What is expected
Start to finish, write out the entries exactly, leaving the pictures aside.

Supplied material
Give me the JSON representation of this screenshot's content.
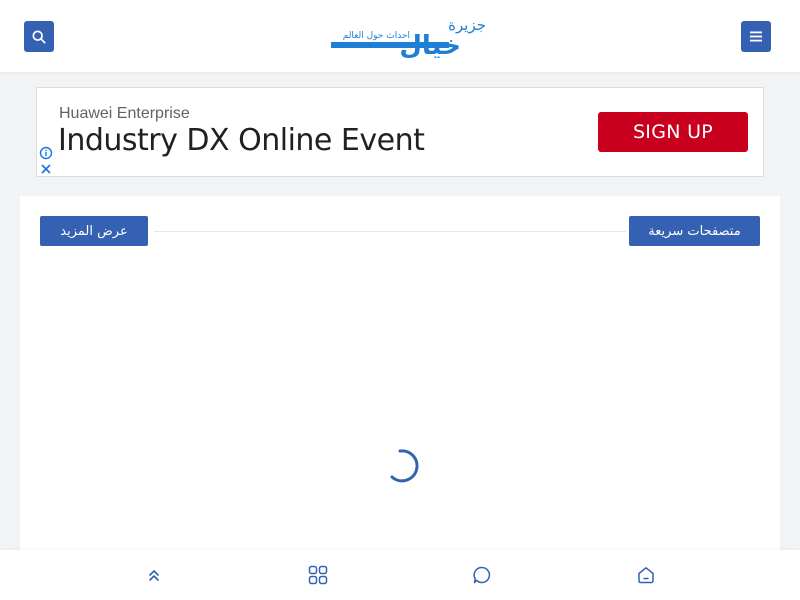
{
  "header": {
    "search_icon": "search-icon",
    "menu_icon": "hamburger-menu-icon",
    "logo": {
      "line1": "جزيرة",
      "line2": "خيال",
      "tagline": "احداث حول العالم"
    }
  },
  "ad": {
    "brand": "Huawei Enterprise",
    "title": "Industry DX Online Event",
    "cta_label": "SIGN UP",
    "info_icon": "info-icon",
    "close_icon": "close-icon"
  },
  "section": {
    "title": "متصفحات سريعة",
    "more_label": "عرض المزيد",
    "loading_icon": "loading-spinner-icon"
  },
  "bottom_nav": {
    "items": [
      {
        "icon": "double-chevron-up-icon"
      },
      {
        "icon": "grid-icon"
      },
      {
        "icon": "chat-bubble-icon"
      },
      {
        "icon": "home-icon"
      }
    ]
  },
  "colors": {
    "accent": "#3461b2",
    "ad_cta": "#c8001e",
    "logo_blue": "#1f7fd4"
  }
}
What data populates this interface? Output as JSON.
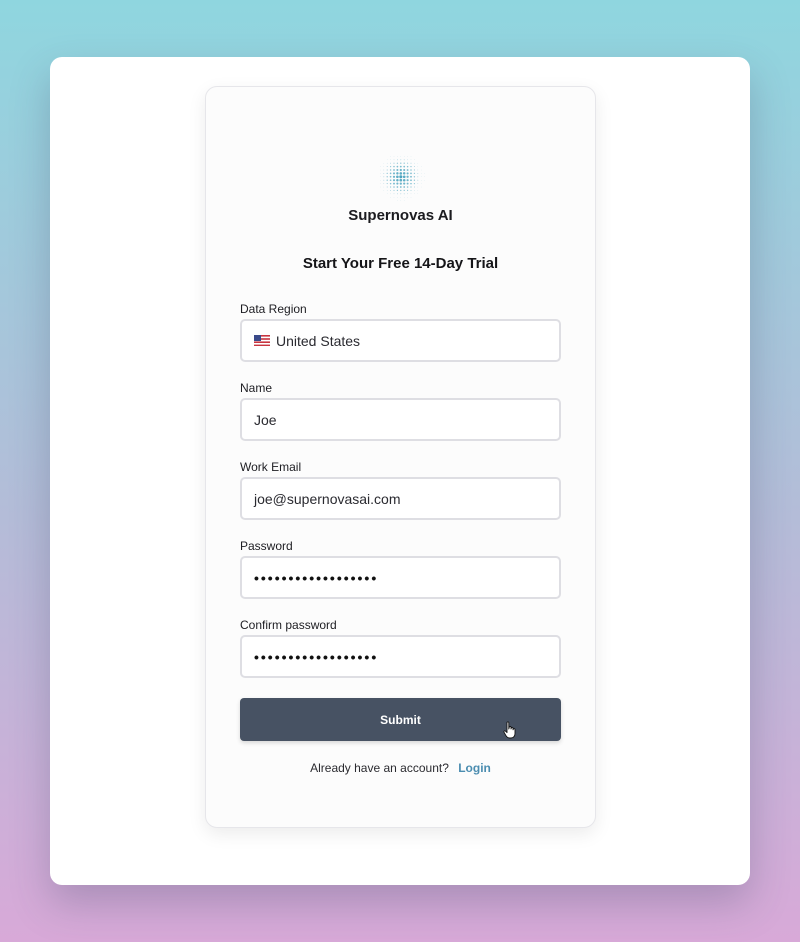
{
  "brand": {
    "name": "Supernovas AI",
    "logo_icon": "supernova-dot-logo-icon",
    "logo_color": "#4aa3be"
  },
  "form": {
    "title": "Start Your Free 14-Day Trial",
    "data_region": {
      "label": "Data Region",
      "value": "United States",
      "flag_icon": "us-flag-icon"
    },
    "name": {
      "label": "Name",
      "value": "Joe"
    },
    "work_email": {
      "label": "Work Email",
      "value": "joe@supernovasai.com"
    },
    "password": {
      "label": "Password",
      "value": "••••••••••••••••••"
    },
    "confirm_password": {
      "label": "Confirm password",
      "value": "••••••••••••••••••"
    },
    "submit_label": "Submit"
  },
  "footer": {
    "prompt": "Already have an account?",
    "login_label": "Login"
  },
  "colors": {
    "submit_bg": "#475263",
    "link": "#4b8db0",
    "card_bg": "#fcfcfc"
  }
}
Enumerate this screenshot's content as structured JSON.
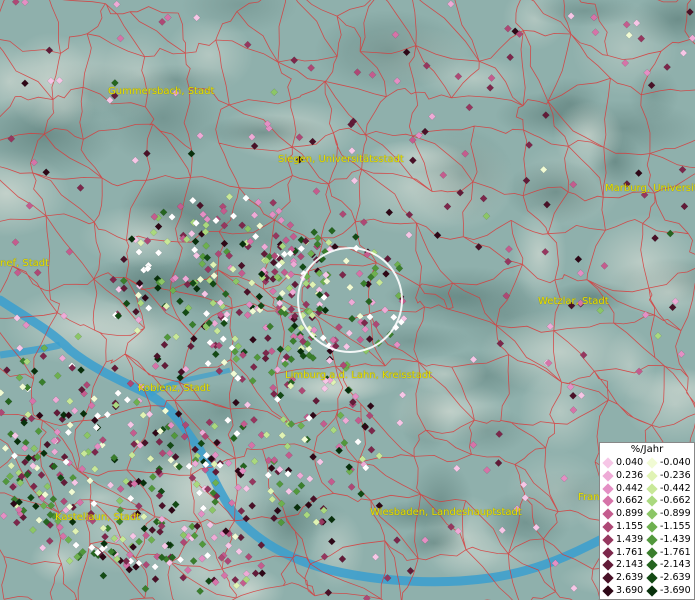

Reply to the exercise
Give me the JSON representation of this screenshot's content.
{
  "header": {
    "search_icon": "search-icon",
    "menu_icon": "hamburger-menu-icon",
    "logo": {
      "line1": "جزيرة",
      "line2": "خيال",
      "tagline": "احداث حول العالم"
    }
  },
  "ad": {
    "brand": "Huawei Enterprise",
    "title": "Industry DX Online Event",
    "cta_label": "SIGN UP",
    "info_icon": "info-icon",
    "close_icon": "close-icon"
  },
  "section": {
    "title": "متصفحات سريعة",
    "more_label": "عرض المزيد",
    "loading_icon": "loading-spinner-icon"
  },
  "bottom_nav": {
    "items": [
      {
        "icon": "double-chevron-up-icon"
      },
      {
        "icon": "grid-icon"
      },
      {
        "icon": "chat-bubble-icon"
      },
      {
        "icon": "home-icon"
      }
    ]
  },
  "colors": {
    "accent": "#3461b2",
    "ad_cta": "#c8001e",
    "logo_blue": "#1f7fd4"
  }
}
What data populates this interface? Output as JSON.
{
  "brand": {
    "name": "Supernovas AI",
    "logo_icon": "supernova-dot-logo-icon",
    "logo_color": "#4aa3be"
  },
  "form": {
    "title": "Start Your Free 14-Day Trial",
    "data_region": {
      "label": "Data Region",
      "value": "United States",
      "flag_icon": "us-flag-icon"
    },
    "name": {
      "label": "Name",
      "value": "Joe"
    },
    "work_email": {
      "label": "Work Email",
      "value": "joe@supernovasai.com"
    },
    "password": {
      "label": "Password",
      "value": "••••••••••••••••••"
    },
    "confirm_password": {
      "label": "Confirm password",
      "value": "••••••••••••••••••"
    },
    "submit_label": "Submit"
  },
  "footer": {
    "prompt": "Already have an account?",
    "login_label": "Login"
  },
  "colors": {
    "submit_bg": "#475263",
    "link": "#4b8db0",
    "card_bg": "#fcfcfc"
  }
}
Enumerate this screenshot's content as structured JSON.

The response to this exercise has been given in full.